The drill is half dismantled


Nearly four months after completing its journey into the disassembly pit after digging the two-mile-long State Route 99 tunnel, tunnel-boring machine Bertha is half-dismantled.

Last month, we saw a large chunk of Bertha’s front-end disassembly, including cutter spokes—the more visible and recognizable part of the machine. Now, enough work has been done taking apart the front of the machine to start tackling the drill from both the disassembly pit and inside the tunnel, Washington State Department of Transportation (WSDOT) says.

After crews got far enough along with cutterhead disassembly, they were able to use Bertha’s thrust rams one more time to pull additional gear forward.

That work isn’t visible on the time-lapse cameras, so WSDOT released a new video showing a month’s worth of work on one of the machine’s three backup cars inside the tunnel. (We’ve embedded it below.)

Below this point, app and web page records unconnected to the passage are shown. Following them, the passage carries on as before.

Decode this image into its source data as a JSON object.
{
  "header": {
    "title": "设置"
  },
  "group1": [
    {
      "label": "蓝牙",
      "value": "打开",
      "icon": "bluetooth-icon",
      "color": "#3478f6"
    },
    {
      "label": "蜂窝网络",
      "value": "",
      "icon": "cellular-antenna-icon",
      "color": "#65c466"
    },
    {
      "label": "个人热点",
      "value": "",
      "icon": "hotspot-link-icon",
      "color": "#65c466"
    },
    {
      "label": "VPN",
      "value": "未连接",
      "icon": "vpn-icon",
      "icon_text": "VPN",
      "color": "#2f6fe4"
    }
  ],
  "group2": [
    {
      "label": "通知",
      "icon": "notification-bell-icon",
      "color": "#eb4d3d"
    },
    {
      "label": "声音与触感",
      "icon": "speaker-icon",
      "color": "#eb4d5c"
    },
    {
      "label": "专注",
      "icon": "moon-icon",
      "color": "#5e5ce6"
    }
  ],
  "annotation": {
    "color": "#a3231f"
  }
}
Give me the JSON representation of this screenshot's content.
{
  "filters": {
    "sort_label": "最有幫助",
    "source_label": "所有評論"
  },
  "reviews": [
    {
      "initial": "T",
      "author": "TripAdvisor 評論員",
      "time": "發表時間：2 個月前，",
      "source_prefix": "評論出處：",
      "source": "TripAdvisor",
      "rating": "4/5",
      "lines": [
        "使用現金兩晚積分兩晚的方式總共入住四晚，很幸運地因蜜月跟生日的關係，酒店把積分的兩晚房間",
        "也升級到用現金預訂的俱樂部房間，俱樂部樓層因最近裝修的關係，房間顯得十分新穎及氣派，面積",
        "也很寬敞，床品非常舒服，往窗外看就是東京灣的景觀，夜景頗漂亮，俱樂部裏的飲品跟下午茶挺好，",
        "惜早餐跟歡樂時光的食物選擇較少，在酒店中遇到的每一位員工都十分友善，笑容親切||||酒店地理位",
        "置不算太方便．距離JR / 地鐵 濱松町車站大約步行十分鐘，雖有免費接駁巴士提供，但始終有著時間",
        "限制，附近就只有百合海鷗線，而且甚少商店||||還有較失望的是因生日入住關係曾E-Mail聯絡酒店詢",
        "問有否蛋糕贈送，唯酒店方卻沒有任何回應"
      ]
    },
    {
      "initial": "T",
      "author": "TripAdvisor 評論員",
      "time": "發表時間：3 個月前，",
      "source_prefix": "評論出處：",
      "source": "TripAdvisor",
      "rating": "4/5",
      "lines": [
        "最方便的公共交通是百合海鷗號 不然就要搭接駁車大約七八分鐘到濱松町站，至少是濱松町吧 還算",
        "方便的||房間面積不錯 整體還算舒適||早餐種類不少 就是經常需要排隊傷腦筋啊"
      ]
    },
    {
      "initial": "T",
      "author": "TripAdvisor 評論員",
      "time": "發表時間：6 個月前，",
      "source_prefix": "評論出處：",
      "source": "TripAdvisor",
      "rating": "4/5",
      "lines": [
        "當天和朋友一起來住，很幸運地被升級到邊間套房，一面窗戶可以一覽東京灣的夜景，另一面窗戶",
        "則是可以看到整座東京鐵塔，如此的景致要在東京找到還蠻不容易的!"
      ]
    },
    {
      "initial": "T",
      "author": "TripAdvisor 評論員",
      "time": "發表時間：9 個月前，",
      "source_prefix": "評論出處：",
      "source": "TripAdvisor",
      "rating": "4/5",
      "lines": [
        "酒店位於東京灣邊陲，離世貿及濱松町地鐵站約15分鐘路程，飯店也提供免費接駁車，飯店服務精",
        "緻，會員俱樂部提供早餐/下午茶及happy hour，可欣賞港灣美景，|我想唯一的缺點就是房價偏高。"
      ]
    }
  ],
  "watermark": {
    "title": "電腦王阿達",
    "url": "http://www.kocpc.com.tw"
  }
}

“For context, there’s more machinery behind the camera than there is in front,” said WSDOT spokesperson Laura Newborn in an email. “It may appear as if the work is almost complete, but there is more to go.”

Meanwhile, out in the daylight, Bertha’s cutterhead is significantly further dismantled. WSDOT’s time-lapse cameras of the disassembly show the cutterhead completely gone and almost a bisection of the main portion of the drill.

A view of Bertha’s disassembly on Friday, July 14.

Watch the behind-the-scenes disassembly below, along with a view of the end of the tunnel.

Bertha officially finished the length of the two-mile tunnel, which will take cars past downtown along State Route 99, on April 4. That was a few years behind the original schedule, which estimated the tunnel would open in December 2015.

An adjacent bridge that will carry cars past the tunnel and into downtown was completed in late May.

Current project estimates have the tunnel opening for traffic in early 2019.